To get to the other side of the street as a pedestrian you’re almost guaranteed to have to wait for at least two different stoplights, and similarly, in a car you’ll probably have to stop at both a stop sign and a stoplight, in the span of just a few yards.
Unlike other intersections profiled in this series, Kinnickinnic and Russell doesn’t have any vacant lots or buildings and I wouldn’t make any changes to the current occupancies, but the intersection does have underused space. Most of the businesses are fronted by overly large parking lots, which create an unattractive and uninviting environment.
Instead of drawing customers with eye-catching window displays or creative signage, these parking lots turn away non-drivers, and they decrease the amount of traffic from passersby. They also make it more dangerous for pedestrians who must jump out of the way as cars enter the lots from multiple points and cross the sidewalk. That’s an especially important issue in a neighborhood with school children and families. Finally, they decrease the amount of eyes on the street and take away from the neighborhood feeling of the area. I’ve seen plenty of people walking to the liquor store or Sven’s; there’s no need to make the parking lot the prominent focal point of each business.
How Can We Improve it
One idea that has been thrown around is to make this intersection a roundabout. If Milwaukeens were able to get over the foreign nature of this traffic devices, I think a roundabout could be quite successful here. There’s already a neat statue on the triangle between Russell, Kinnickinnic and Logan, so it’s an obvious choice for a centerpiece. Additionally, the intersection probably has enough road width to accommodate a traffic circle. Ideally, a roundabout would make every car entering the intersection slow down at a similar rate, enter the circle at a comfortable pace, then exit similarly slowly. While the slower traffic associated with a roundabout would create a guaranteed increase in safety, clear signage and walk signals would also be necessary to accommodate pedestrians sufficiently.

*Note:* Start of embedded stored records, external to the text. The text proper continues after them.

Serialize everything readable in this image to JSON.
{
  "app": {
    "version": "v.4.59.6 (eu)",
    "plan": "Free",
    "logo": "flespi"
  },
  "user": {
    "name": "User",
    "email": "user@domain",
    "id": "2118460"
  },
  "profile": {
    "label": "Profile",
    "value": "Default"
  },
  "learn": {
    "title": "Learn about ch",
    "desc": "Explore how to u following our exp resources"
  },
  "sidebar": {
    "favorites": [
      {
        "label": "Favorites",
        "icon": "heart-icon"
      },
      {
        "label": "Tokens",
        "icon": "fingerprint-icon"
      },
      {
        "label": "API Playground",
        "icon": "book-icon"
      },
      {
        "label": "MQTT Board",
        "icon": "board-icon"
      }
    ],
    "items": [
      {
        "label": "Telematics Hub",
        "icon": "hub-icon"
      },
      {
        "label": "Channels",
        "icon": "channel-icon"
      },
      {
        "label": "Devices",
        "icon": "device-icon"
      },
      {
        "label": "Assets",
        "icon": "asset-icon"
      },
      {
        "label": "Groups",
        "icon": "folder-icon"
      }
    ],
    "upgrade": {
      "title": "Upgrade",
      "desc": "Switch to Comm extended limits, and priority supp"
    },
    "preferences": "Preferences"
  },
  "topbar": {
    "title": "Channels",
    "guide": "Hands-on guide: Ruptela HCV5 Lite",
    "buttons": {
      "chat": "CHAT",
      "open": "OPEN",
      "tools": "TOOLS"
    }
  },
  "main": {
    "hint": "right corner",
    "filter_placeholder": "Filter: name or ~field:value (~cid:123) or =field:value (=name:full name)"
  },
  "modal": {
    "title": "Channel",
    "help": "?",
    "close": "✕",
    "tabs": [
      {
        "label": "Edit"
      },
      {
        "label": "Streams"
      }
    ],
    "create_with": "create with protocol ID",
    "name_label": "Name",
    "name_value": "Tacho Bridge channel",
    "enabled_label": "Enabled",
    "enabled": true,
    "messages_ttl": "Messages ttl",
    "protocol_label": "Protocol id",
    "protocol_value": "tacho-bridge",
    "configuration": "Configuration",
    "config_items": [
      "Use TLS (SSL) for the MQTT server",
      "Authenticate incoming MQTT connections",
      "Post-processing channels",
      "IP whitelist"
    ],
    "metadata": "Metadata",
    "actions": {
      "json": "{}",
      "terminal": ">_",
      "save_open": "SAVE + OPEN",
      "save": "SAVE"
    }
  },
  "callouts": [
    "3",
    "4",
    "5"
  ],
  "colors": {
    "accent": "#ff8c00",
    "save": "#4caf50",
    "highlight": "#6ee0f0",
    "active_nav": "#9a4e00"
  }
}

Benches would also be a particularly welcome addition since there are bus stops on two of these corners. The sidewalk, especially on the southwest side of Kinnickinnic, could stand to be widened, and businesses might want to extend the walking area into their lots too.
Overall, this intersection doesn’t struggle with productivity or atmosphere; with several successful, diverse businesses and residential options, it’s got those bases covered. What it needs is a rearrangement of traffic patterns and parking lots to accommodate that productivity more invitingly.
As part of new Milwaukeean Rachel Quednau‘s exploration of Milwaukee, she will be exploring how the city can take better advantage of its many significant intersections.